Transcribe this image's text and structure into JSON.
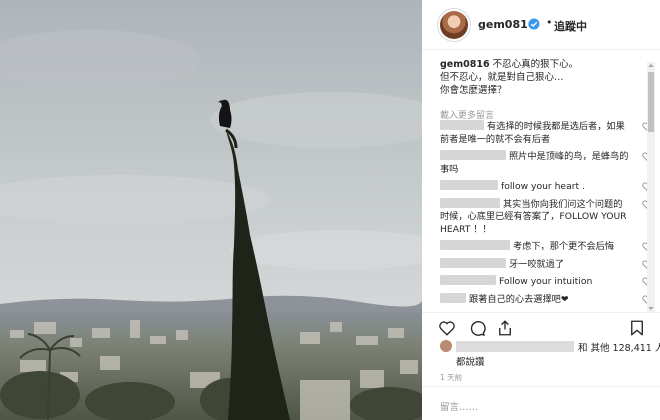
{
  "header": {
    "username": "gem0816",
    "separator": "•",
    "follow_status": "追蹤中",
    "icons": {
      "avatar": "profile-avatar",
      "verified": "verified-badge-icon"
    }
  },
  "caption": {
    "username": "gem0816",
    "lines": [
      "不忍心真的狠下心。",
      "但不忍心，就是對自己狠心…",
      "你會怎麼選擇？"
    ]
  },
  "load_more_comments": "載入更多留言",
  "comments": [
    {
      "text": "有选择的时候我都是选后者，如果前者是唯一的就不会有后者"
    },
    {
      "text": "照片中是顶峰的鸟，是蜂鸟的事吗"
    },
    {
      "text": "follow your heart ."
    },
    {
      "text": "其实当你向我们问这个问题的时候，心底里已經有答案了，FOLLOW YOUR HEART ！！"
    },
    {
      "text": "考虑下，那个更不会后悔"
    },
    {
      "text": "牙一咬就過了"
    },
    {
      "text": "Follow your intuition"
    },
    {
      "text": "跟著自己的心去選擇吧❤"
    }
  ],
  "actions": {
    "icons": [
      "heart-icon",
      "comment-icon",
      "share-icon",
      "bookmark-icon"
    ]
  },
  "likes": {
    "text": "和 其他 128,411 人",
    "line2": "都說讚"
  },
  "timestamp": "1 天前",
  "comment_input": {
    "placeholder": "留言……"
  },
  "colors": {
    "verified": "#3897f0",
    "text": "#262626",
    "muted": "#999999"
  }
}
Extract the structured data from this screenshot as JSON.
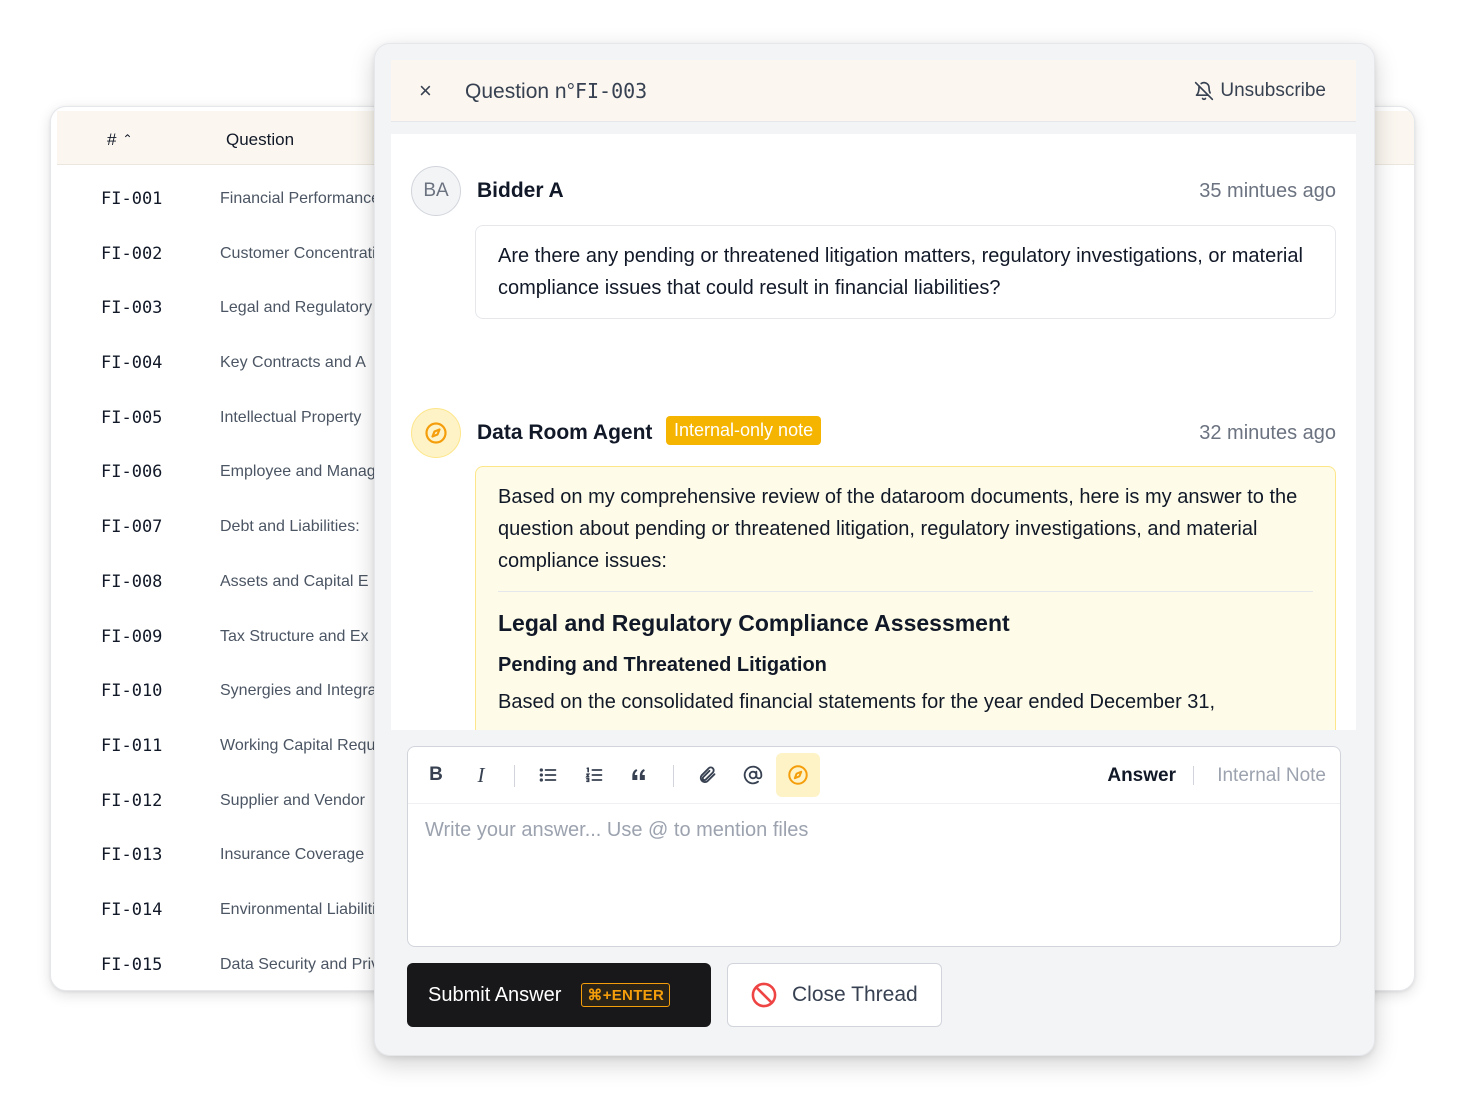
{
  "table": {
    "col_num": "#",
    "col_question": "Question",
    "rows": [
      {
        "id": "FI-001",
        "question": "Financial Performance"
      },
      {
        "id": "FI-002",
        "question": "Customer Concentration"
      },
      {
        "id": "FI-003",
        "question": "Legal and Regulatory"
      },
      {
        "id": "FI-004",
        "question": "Key Contracts and A"
      },
      {
        "id": "FI-005",
        "question": "Intellectual Property"
      },
      {
        "id": "FI-006",
        "question": "Employee and Management"
      },
      {
        "id": "FI-007",
        "question": "Debt and Liabilities:"
      },
      {
        "id": "FI-008",
        "question": "Assets and Capital E"
      },
      {
        "id": "FI-009",
        "question": "Tax Structure and Ex"
      },
      {
        "id": "FI-010",
        "question": "Synergies and Integration"
      },
      {
        "id": "FI-011",
        "question": "Working Capital Requirements"
      },
      {
        "id": "FI-012",
        "question": "Supplier and Vendor"
      },
      {
        "id": "FI-013",
        "question": "Insurance Coverage"
      },
      {
        "id": "FI-014",
        "question": "Environmental Liabilities"
      },
      {
        "id": "FI-015",
        "question": "Data Security and Privacy"
      }
    ]
  },
  "modal": {
    "close_label": "×",
    "title_prefix": "Question n°",
    "title_id": "FI-003",
    "unsubscribe_label": "Unsubscribe"
  },
  "messages": [
    {
      "initials": "BA",
      "author": "Bidder A",
      "time": "35 mintues ago",
      "body": "Are there any pending or threatened litigation matters, regulatory investigations, or material compliance issues that could result in financial liabilities?"
    },
    {
      "author": "Data Room Agent",
      "badge": "Internal-only note",
      "time": "32 minutes ago",
      "intro": "Based on my comprehensive review of the dataroom documents, here is my answer to the question about pending or threatened litigation, regulatory investigations, and material compliance issues:",
      "heading": "Legal and Regulatory Compliance Assessment",
      "subheading": "Pending and Threatened Litigation",
      "paragraph": "Based on the consolidated financial statements for the year ended December 31,"
    }
  ],
  "editor": {
    "bold": "B",
    "italic": "I",
    "mode_answer": "Answer",
    "mode_note": "Internal Note",
    "placeholder": "Write your answer... Use @ to mention files"
  },
  "actions": {
    "submit_label": "Submit Answer",
    "submit_shortcut": "⌘+ENTER",
    "close_label": "Close Thread"
  },
  "colors": {
    "accent": "#f5b400",
    "badge_bg": "#f5b400",
    "agent_bubble_bg": "#fefce8",
    "danger": "#ef4444",
    "submit_bg": "#18181b"
  }
}
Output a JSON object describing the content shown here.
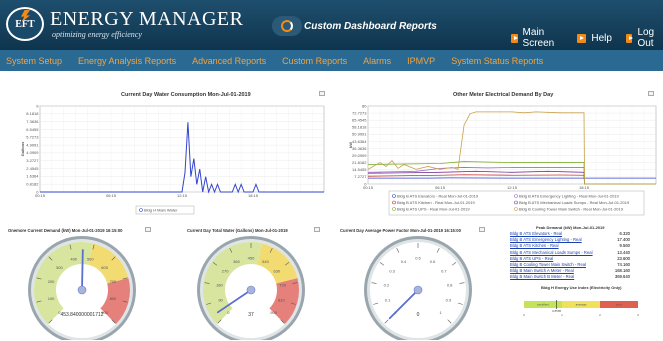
{
  "header": {
    "logo_text": "EFT",
    "brand_title": "ENERGY MANAGER",
    "brand_subtitle": "optimizing energy efficiency",
    "dashboard_title": "Custom Dashboard Reports",
    "main_screen": "Main Screen",
    "help": "Help",
    "logout": "Log Out"
  },
  "menu": [
    "System Setup",
    "Energy Analysis Reports",
    "Advanced Reports",
    "Custom Reports",
    "Alarms",
    "IPMVP",
    "System Status Reports"
  ],
  "charts": {
    "water": {
      "title": "Current Day Water Consumption Mon-Jul-01-2019",
      "ylabel": "Gallons",
      "yticks": [
        "9",
        "8.1818",
        "7.3636",
        "6.5455",
        "5.7273",
        "4.9091",
        "4.0909",
        "3.2727",
        "2.4545",
        "1.6364",
        "0.8182",
        "0"
      ],
      "xticks": [
        "00:15",
        "06:15",
        "12:15",
        "18:15"
      ],
      "legend": "Bldg H Main Water"
    },
    "electric": {
      "title": "Other Meter Electrical Demand By Day",
      "ylabel": "kW",
      "yticks": [
        "80",
        "72.7273",
        "65.4545",
        "58.1818",
        "50.9091",
        "43.6364",
        "36.3636",
        "29.0909",
        "21.8182",
        "14.5455",
        "7.2727",
        "0"
      ],
      "xticks": [
        "00:15",
        "06:15",
        "12:15",
        "18:15"
      ],
      "legend": [
        "Bldg B ATS Elevators - Real Mon-Jul-01-2019",
        "Bldg B ATS Emergency Lighting - Real Mon-Jul-01-2019",
        "Bldg B ATS Kitchen - Real Mon-Jul-01-2019",
        "Bldg B ATS Mechanical Loads Sumps - Real Mon-Jul-01-2019",
        "Bldg B ATS UPS - Real Mon-Jul-01-2019",
        "Bldg B Cooling Tower Main Switch - Real Mon-Jul-01-2019"
      ]
    }
  },
  "gauges": {
    "demand": {
      "title": "Onemore Current Demand (kW) Mon-Jul-01-2019 16:15:00",
      "ticks": [
        "0",
        "100",
        "200",
        "300",
        "400",
        "500",
        "600",
        "700",
        "800",
        "900"
      ],
      "value": 453.840000001712,
      "value_label": "453.840000001712"
    },
    "water_total": {
      "title": "Current Day Total Water (Gallons) Mon-Jul-01-2019",
      "ticks": [
        "0",
        "90",
        "180",
        "270",
        "360",
        "450",
        "540",
        "630",
        "720",
        "810",
        "900"
      ],
      "value": 37,
      "value_label": "37"
    },
    "power_factor": {
      "title": "Current Day Average Power Factor Mon-Jul-01-2019 16:15:00",
      "ticks": [
        "0",
        "0.1",
        "0.2",
        "0.3",
        "0.4",
        "0.5",
        "0.6",
        "0.7",
        "0.8",
        "0.9",
        "1"
      ],
      "value": 0,
      "value_label": "0"
    }
  },
  "peak": {
    "title": "Peak Demand (kW) Mon-Jul-01-2019",
    "rows": [
      {
        "label": "Bldg B ATS Elevators - Real",
        "value": "6.320"
      },
      {
        "label": "Bldg B ATS Emergency Lighting - Real",
        "value": "17.400"
      },
      {
        "label": "Bldg B ATS Kitchen - Real",
        "value": "9.560"
      },
      {
        "label": "Bldg B ATS Mechanical Loads Sumps - Real",
        "value": "13.440"
      },
      {
        "label": "Bldg B ATS UPS - Real",
        "value": "23.600"
      },
      {
        "label": "Bldg B Cooling Tower Main Switch - Real",
        "value": "74.160"
      },
      {
        "label": "Bldg B Main Switch A Meter - Real",
        "value": "168.160"
      },
      {
        "label": "Bldg B Main Switch B Meter - Real",
        "value": "369.640"
      }
    ]
  },
  "eui": {
    "title": "Bldg H Energy Use Index (Electricity Only)",
    "labels": [
      "excellent",
      "average",
      "poor"
    ],
    "ticks": [
      "0",
      "1",
      "2",
      "3"
    ],
    "marker_label": "0.8585"
  },
  "colors": {
    "header": "#0f344d",
    "menubar": "#2a6a92",
    "menu_text": "#f2a341",
    "accent": "#f28a1a"
  }
}
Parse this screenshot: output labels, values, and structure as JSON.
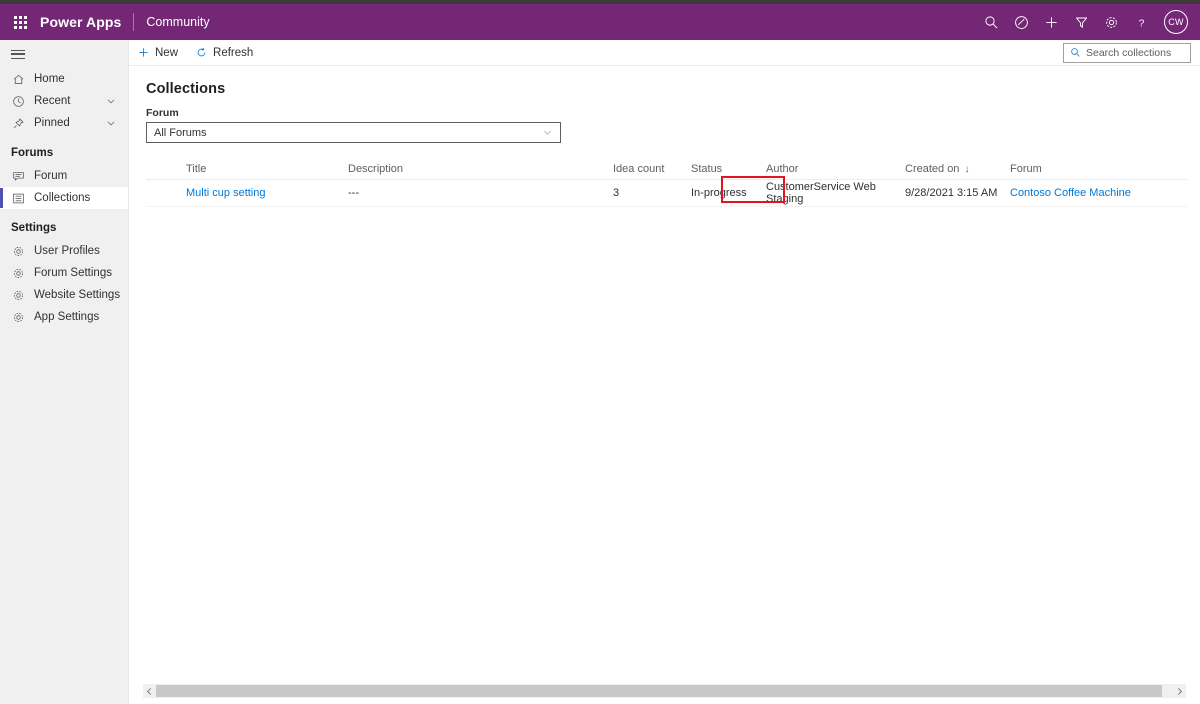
{
  "header": {
    "waffle_label": "app-launcher",
    "brand": "Power Apps",
    "sub_brand": "Community",
    "icons": [
      {
        "name": "search-icon",
        "label": "Search"
      },
      {
        "name": "diagnostics-icon",
        "label": "Diagnostics"
      },
      {
        "name": "plus-icon",
        "label": "New"
      },
      {
        "name": "filter-icon",
        "label": "Filter"
      },
      {
        "name": "gear-icon",
        "label": "Settings"
      },
      {
        "name": "help-icon",
        "label": "Help"
      }
    ],
    "avatar_initials": "CW",
    "brand_color": "#742774"
  },
  "sidebar": {
    "hamburger_label": "Site map",
    "items": [
      {
        "label": "Home",
        "icon": "home-icon",
        "expandable": false
      },
      {
        "label": "Recent",
        "icon": "clock-icon",
        "expandable": true
      },
      {
        "label": "Pinned",
        "icon": "pin-icon",
        "expandable": true
      }
    ],
    "groups": [
      {
        "title": "Forums",
        "items": [
          {
            "label": "Forum",
            "icon": "forum-icon",
            "active": false
          },
          {
            "label": "Collections",
            "icon": "collections-icon",
            "active": true
          }
        ]
      },
      {
        "title": "Settings",
        "items": [
          {
            "label": "User Profiles",
            "icon": "gear-icon",
            "active": false
          },
          {
            "label": "Forum Settings",
            "icon": "gear-icon",
            "active": false
          },
          {
            "label": "Website Settings",
            "icon": "gear-icon",
            "active": false
          },
          {
            "label": "App Settings",
            "icon": "gear-icon",
            "active": false
          }
        ]
      }
    ],
    "active_indicator_color": "#4f52b2"
  },
  "commandbar": {
    "new_label": "New",
    "refresh_label": "Refresh",
    "search_placeholder": "Search collections",
    "search_value": "",
    "accent_color": "#0078d4"
  },
  "main": {
    "page_title": "Collections",
    "filter_label": "Forum",
    "filter_value": "All Forums"
  },
  "grid": {
    "columns": [
      {
        "key": "title",
        "label": "Title"
      },
      {
        "key": "description",
        "label": "Description"
      },
      {
        "key": "idea_count",
        "label": "Idea count"
      },
      {
        "key": "status",
        "label": "Status"
      },
      {
        "key": "author",
        "label": "Author"
      },
      {
        "key": "created_on",
        "label": "Created on",
        "sorted": "descending",
        "sort_glyph": "↓"
      },
      {
        "key": "forum",
        "label": "Forum"
      }
    ],
    "rows": [
      {
        "title": "Multi cup setting",
        "description": "---",
        "idea_count": "3",
        "status": "In-progress",
        "author": "CustomerService Web Staging",
        "created_on": "9/28/2021 3:15 AM",
        "forum": "Contoso Coffee Machine"
      }
    ]
  },
  "annotation": {
    "name": "status-highlight-box",
    "color": "#e81123",
    "targets": "In-progress"
  },
  "scrollbar": {
    "left_arrow": "◀",
    "right_arrow": "▶",
    "orientation": "horizontal"
  }
}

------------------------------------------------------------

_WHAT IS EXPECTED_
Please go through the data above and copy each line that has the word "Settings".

_SOLUTION FOR THIS PROBLEM_
        "label": "Settings"
        "title": "Settings",
            "label": "Forum Settings",
            "label": "Website Settings",
            "label": "App Settings",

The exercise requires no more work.